on his return' from his recent con-
ference with the president that he
believed Mr. Wilson would accept
the reservation on article 10, which
was considered in the bipartisan
conference and would deposit rati
fication containing that reservation.
' Situation Still Dark. ; ,
This was new light on the presi
dent's attitude, but in the opinion
of senators, it did not make the sit'
uation any more hopeful as to rati
fication. It did not open a way, they "
thought, to putting all the responsi
bility for defeat of the treaty upon
Senator Lodge and his supporters
and the Borah irreconcilable s. . .
When it became known in the
senate that word had gone out from
the White House that the president
considered a further conference
with his party unnecessary, S,enj
ator Borah,, on behalf of the irre
concilables gave notice that ..Qn
Monday he would move to proceed
to consideration of the reservation
article 10, thus bringing the "whole
discussion to a head without further
delay. . ,
"It is now time'that we come to
close grips upon the outstion of
what we are going to do. Said Sen
ator Borah. "Why not get rid of
these- reservations upon which there
is controversy.
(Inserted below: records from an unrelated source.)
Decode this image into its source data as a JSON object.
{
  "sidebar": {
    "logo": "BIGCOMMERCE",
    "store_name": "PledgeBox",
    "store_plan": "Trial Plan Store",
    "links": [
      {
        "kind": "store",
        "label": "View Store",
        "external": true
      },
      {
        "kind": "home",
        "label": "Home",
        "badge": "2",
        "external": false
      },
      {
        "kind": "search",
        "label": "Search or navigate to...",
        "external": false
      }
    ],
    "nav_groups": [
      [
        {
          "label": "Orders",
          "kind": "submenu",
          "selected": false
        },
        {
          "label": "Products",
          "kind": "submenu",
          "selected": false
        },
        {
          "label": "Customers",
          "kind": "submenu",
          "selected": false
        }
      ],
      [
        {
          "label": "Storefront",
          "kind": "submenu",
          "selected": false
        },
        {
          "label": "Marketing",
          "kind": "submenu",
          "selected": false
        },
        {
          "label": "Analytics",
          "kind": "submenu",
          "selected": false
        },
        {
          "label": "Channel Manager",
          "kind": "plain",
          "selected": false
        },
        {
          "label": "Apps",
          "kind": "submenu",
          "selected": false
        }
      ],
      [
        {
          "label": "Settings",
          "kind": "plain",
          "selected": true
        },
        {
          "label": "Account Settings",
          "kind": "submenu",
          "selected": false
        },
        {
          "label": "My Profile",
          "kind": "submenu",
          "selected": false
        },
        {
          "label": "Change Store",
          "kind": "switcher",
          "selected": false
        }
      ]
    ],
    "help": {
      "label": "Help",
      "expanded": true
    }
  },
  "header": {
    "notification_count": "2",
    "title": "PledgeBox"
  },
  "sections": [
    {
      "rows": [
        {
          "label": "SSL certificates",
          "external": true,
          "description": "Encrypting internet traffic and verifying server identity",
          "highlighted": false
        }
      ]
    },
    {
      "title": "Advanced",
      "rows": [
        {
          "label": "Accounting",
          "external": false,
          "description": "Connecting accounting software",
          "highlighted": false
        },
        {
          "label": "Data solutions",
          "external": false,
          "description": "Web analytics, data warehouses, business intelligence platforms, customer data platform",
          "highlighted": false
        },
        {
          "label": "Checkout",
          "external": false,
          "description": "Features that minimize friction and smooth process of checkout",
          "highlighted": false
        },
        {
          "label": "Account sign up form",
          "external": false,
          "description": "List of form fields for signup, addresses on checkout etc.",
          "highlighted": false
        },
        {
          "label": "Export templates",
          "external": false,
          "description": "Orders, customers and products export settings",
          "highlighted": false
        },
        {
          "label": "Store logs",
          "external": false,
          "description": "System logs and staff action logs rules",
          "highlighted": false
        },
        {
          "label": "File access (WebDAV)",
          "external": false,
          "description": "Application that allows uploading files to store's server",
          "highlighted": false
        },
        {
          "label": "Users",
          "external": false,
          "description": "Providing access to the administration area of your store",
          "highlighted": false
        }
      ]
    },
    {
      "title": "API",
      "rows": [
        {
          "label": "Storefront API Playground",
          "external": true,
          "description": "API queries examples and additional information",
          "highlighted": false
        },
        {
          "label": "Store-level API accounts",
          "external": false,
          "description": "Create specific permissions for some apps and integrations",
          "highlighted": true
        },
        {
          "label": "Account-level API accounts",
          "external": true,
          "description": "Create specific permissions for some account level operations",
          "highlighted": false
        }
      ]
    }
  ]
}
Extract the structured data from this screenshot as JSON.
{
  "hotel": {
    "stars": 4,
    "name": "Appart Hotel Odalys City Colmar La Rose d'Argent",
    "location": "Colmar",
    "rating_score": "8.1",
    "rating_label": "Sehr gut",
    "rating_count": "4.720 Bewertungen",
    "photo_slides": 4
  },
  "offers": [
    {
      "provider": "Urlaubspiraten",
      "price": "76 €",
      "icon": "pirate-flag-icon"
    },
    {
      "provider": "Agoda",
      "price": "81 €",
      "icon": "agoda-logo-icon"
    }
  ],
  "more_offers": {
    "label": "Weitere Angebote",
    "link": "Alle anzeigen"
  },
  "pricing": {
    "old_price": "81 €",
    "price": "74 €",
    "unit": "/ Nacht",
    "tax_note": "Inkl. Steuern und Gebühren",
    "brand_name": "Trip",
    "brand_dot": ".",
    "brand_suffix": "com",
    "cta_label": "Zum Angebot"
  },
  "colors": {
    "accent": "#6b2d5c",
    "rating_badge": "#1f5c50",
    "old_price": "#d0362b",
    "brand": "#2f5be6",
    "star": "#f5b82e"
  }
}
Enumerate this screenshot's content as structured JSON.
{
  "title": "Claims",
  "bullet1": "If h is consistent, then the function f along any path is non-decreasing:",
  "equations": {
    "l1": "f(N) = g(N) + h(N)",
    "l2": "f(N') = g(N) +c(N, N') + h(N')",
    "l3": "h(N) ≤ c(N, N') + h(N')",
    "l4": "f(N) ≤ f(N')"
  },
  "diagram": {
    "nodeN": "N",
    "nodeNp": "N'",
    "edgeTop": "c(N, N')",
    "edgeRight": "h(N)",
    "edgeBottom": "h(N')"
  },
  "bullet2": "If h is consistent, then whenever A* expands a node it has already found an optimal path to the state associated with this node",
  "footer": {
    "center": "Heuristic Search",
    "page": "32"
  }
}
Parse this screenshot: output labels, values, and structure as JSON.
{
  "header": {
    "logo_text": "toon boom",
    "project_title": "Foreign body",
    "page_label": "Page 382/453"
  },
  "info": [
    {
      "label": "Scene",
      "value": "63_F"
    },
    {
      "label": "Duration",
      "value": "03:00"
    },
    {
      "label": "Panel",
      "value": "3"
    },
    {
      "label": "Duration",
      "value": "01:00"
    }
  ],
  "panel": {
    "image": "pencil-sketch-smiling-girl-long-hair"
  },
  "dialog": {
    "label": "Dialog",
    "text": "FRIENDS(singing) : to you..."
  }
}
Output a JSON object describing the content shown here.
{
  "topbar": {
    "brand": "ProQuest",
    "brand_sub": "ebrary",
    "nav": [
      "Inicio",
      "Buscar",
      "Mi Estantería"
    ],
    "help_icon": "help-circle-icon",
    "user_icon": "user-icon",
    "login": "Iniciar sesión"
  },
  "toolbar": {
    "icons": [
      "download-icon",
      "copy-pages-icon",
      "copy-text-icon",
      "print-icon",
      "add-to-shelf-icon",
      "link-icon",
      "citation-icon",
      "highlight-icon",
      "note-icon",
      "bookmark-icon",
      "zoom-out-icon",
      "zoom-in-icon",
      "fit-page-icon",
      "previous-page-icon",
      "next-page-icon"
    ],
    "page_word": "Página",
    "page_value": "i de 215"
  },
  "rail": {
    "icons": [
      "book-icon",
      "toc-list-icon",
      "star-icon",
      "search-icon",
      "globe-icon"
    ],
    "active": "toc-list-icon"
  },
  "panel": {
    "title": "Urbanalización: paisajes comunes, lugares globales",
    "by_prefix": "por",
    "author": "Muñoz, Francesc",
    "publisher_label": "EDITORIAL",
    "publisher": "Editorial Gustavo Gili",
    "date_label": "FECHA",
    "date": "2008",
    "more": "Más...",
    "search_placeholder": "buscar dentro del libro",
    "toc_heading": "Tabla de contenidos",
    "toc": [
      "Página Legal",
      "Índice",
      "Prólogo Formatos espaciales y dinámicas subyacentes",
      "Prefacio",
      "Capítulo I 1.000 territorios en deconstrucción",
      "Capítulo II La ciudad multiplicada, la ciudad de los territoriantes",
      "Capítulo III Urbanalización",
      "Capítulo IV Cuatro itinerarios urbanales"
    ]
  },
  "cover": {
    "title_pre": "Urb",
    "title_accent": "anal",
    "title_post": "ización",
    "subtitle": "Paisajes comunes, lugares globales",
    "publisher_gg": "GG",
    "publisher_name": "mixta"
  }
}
Let us come to the
real point We postponed the reser
vation on article 10 the other day
to see if a compromise could not be
worked out I did not object to
(Continued on Pace Tin, Colnma Two.)
Refinery Head Relieves
Anxiety of Owners of
"Gas" Driven Machines
Chicago Tribune-Omnha Bee leaned Wire.
Chicago, March 6. Joseph M.
Cudahy, now head of . the Sinclair
Refining Co., has issued a statement
that will do much to relieve the
anxiety of owners of gasoline-driven
machines.- He does not believe a
gasoline famine is in sight, but ad- .
mits the situation is acute. Owners
of automobiles had begun to fear
that gasoline would soon be so
scarce that its use would be prac
tically prohibitive and Mr. Cudahy's'
announcement does much to relieve
this apprehension.'' . Among other
things he said:
Manufacturers of motor vehicles
estimate that in 1Q2S. 2lnnnnnm
barrels of gasoline will be required
to meet tne demands ot automobiles,
trucks, tractors and airplanes, not,
to mention gasoline for motor boats.
stationary engines, etc This will
call for 800,000,000 barrels of crude :
oil and will reauire much hioVier
processes of refining than are in use
at present.
Roosevelt Estate Is
Valued at $781,082;
$8,891 Inheritance Tax
Mineola. N. V Marrh Th. ;
State of New Ynrk will rrrl tg a
891 as an inheritance taxvfrom the
estate ot the lata CoL Theodore.
Roosevelt aceordinor to the rrnnrt -
of) Tames N. Gehrior. stat in
heritance tax appraiser, filed here
Saturday. The official transfer tax -appraisal
shows the former president
left an estate worth $727,713, after
all expenses and debts had been de-"
ducted. The total value of the estate
was placed at $781,082, divided be-'
tween $630,107 personal and $150,975 v
real property. '
Colonel Roosevelt s widow, Mrs.
Edith Kermit Rnnev1t haa a lif.
interest in the estate placed at $724,
763, rthe remainder being divided
between the children, with the ex
ception , of Mrs. Nicholas Long-
worth, as her father, in his will, said
she had been amnlv nrnvMi-H fnr
Shortest Man in Illinois
Falls Victim to Apoplexy
Macomb. IlL March 6. Toftn KJ-' .
ley, 50 years old, said to be the M
shortest man in Tllinnia i A A a(
. - " w V. K V. V, -
44 inches in height and weighed 150
pounas. in nis younger days Ms
him. to move as rapidly backward as
iorwara. Aeiiey usea a step-ladder
when harnessing his horse, 4 . "